It's really hard these days, or maybe just where we are, for teens to find jobs. Our oldest has been looking hard and not had one phone call. She is in a Venture crew and volunteers on weekends at one of the BSA camps here.
I bet that was a great experience for you - mowing lawns. Sounds like your parents were terrific.
When I was at PacBell I frequently had requests for help from people at my current employer. I had no real intent to leave PacBell. When I decided it was time to go, my current employer hand carried an offer to my door. It was acceptable and essentially locked down a new position about 10 days before I left PacBell. That was 1991.
Landing the first position before you have any track record or opportunity to network with people who know your skillset is difficult. Many students intern at my current company while they are in school. It gives them work experience, a chance to build a track record and a set of references with people who know what they can do. I've had an intern on my railcar project for 6 weeks each of the past two summers. A bright student from MIT. He worked on some signal processing algorithms to convert Matlab code and some numerical recipes algorithms into a first draft of C language versions.
Share the ones you remember now!
He is on a kick now where he says you can do older, retired merit badges. He wants to do one from the early 1900's! And find someone to make a badge for him to wear.
If you don't have anything around the house, a Ruger 10/22 is a great starting point. Leave the iron sights on it as the merit badge requires shooting with the stock open sights. A box of 500 rounds will cost you about $10 at most stores. Don't forget shooting glasses and ear protection. Even the lowly .22LR produces enough of a supersonic "crack" to damage hearing over a prolonged period.
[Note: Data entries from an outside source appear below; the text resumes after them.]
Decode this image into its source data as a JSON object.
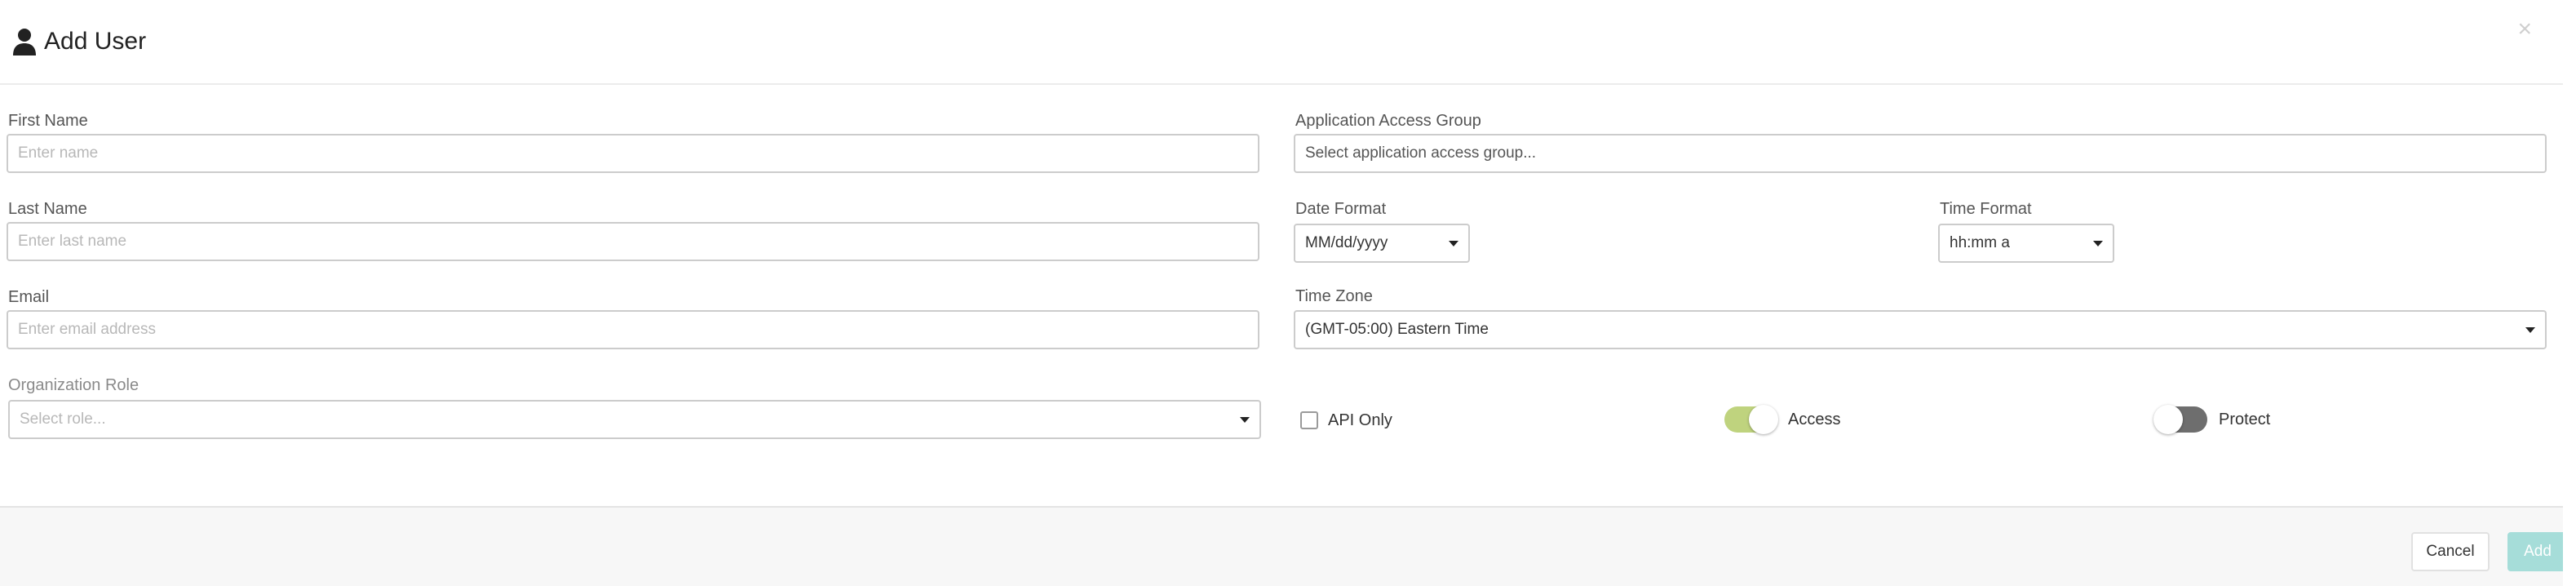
{
  "modal": {
    "title": "Add User",
    "close_glyph": "×",
    "title_icon": "user-icon",
    "close_icon": "close-icon"
  },
  "form": {
    "first_name": {
      "label": "First Name",
      "placeholder": "Enter name",
      "value": ""
    },
    "last_name": {
      "label": "Last Name",
      "placeholder": "Enter last name",
      "value": ""
    },
    "email": {
      "label": "Email",
      "placeholder": "Enter email address",
      "value": ""
    },
    "organization_role": {
      "label": "Organization Role",
      "placeholder": "Select role..."
    },
    "application_access_group": {
      "label": "Application Access Group",
      "placeholder": "Select application access group..."
    },
    "date_format": {
      "label": "Date Format",
      "value": "MM/dd/yyyy"
    },
    "time_format": {
      "label": "Time Format",
      "value": "hh:mm a"
    },
    "time_zone": {
      "label": "Time Zone",
      "value": "(GMT-05:00) Eastern Time"
    },
    "api_only": {
      "label": "API Only",
      "checked": false
    },
    "access": {
      "label": "Access",
      "on": true
    },
    "protect": {
      "label": "Protect",
      "on": false
    }
  },
  "footer": {
    "cancel_label": "Cancel",
    "add_label": "Add"
  },
  "colors": {
    "toggle_on": "#bfd37e",
    "toggle_off": "#6e6e6e",
    "add_button_disabled": "#a6ddd9",
    "border": "#cccccc",
    "footer_bg": "#f7f7f7"
  }
}
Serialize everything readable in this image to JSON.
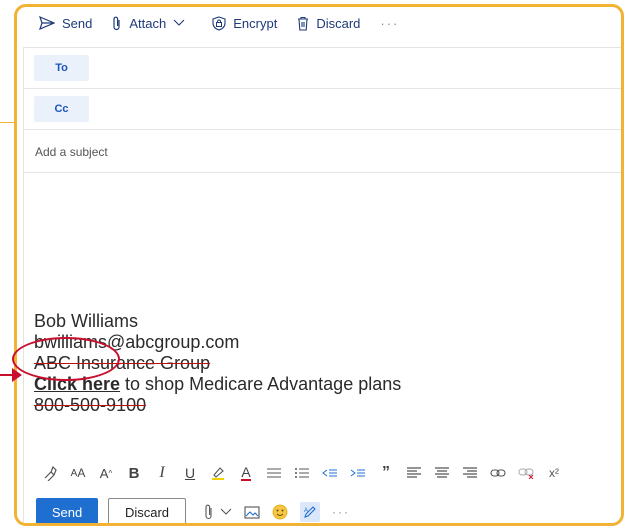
{
  "toolbar": {
    "send": "Send",
    "attach": "Attach",
    "encrypt": "Encrypt",
    "discard": "Discard",
    "more": "···"
  },
  "recipients": {
    "to": "To",
    "cc": "Cc"
  },
  "subject": {
    "placeholder": "Add a subject"
  },
  "signature": {
    "name": "Bob Williams",
    "email": "bwilliams@abcgroup.com",
    "company": "ABC Insurance Group",
    "link_text": "Click here",
    "link_rest": " to shop Medicare Advantage plans",
    "phone": "800-500-9100"
  },
  "format_bar": {
    "superscript": "x²"
  },
  "bottom": {
    "send": "Send",
    "discard": "Discard",
    "more": "···"
  },
  "colors": {
    "frame": "#f2b233",
    "accent": "#1f6fd1",
    "callout": "#c8102e"
  }
}
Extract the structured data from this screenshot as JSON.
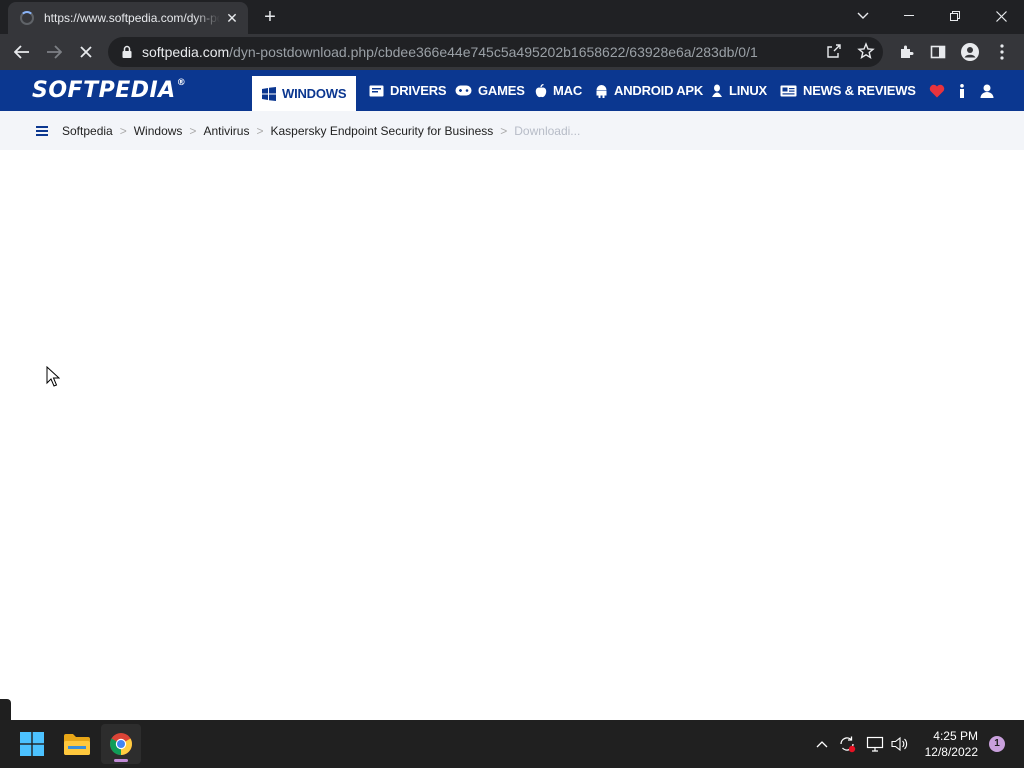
{
  "browser": {
    "tab_title": "https://www.softpedia.com/dyn-postdownload.php",
    "tab_close": "✕",
    "new_tab": "+",
    "url_host": "softpedia.com",
    "url_path": "/dyn-postdownload.php/cbdee366e44e745c5a495202b1658622/63928e6a/283db/0/1",
    "accent": "#8ab4f8"
  },
  "site": {
    "logo": "SOFTPEDIA",
    "logo_mark": "®",
    "brand_color": "#0b3790",
    "nav": {
      "windows": "WINDOWS",
      "drivers": "DRIVERS",
      "games": "GAMES",
      "mac": "MAC",
      "android": "ANDROID APK",
      "linux": "LINUX",
      "news": "NEWS & REVIEWS"
    },
    "breadcrumb": {
      "home": "Softpedia",
      "windows": "Windows",
      "antivirus": "Antivirus",
      "product": "Kaspersky Endpoint Security for Business",
      "current": "Downloadi...",
      "separator": ">"
    }
  },
  "taskbar": {
    "time": "4:25 PM",
    "date": "12/8/2022",
    "notifications": "1"
  }
}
See if you have an indoor range in your area. The required distance for the merit badget is 50 feet. Most indoor ranges are set up with 15 or 25 yard lanes with a target trolley to carry the target downrange. The 15 yard is just short of the requirement. Take a measuring tape and have the range officer call a halt so you can put some masking tape on the floor at the 50 foot point in the 25 yard lane.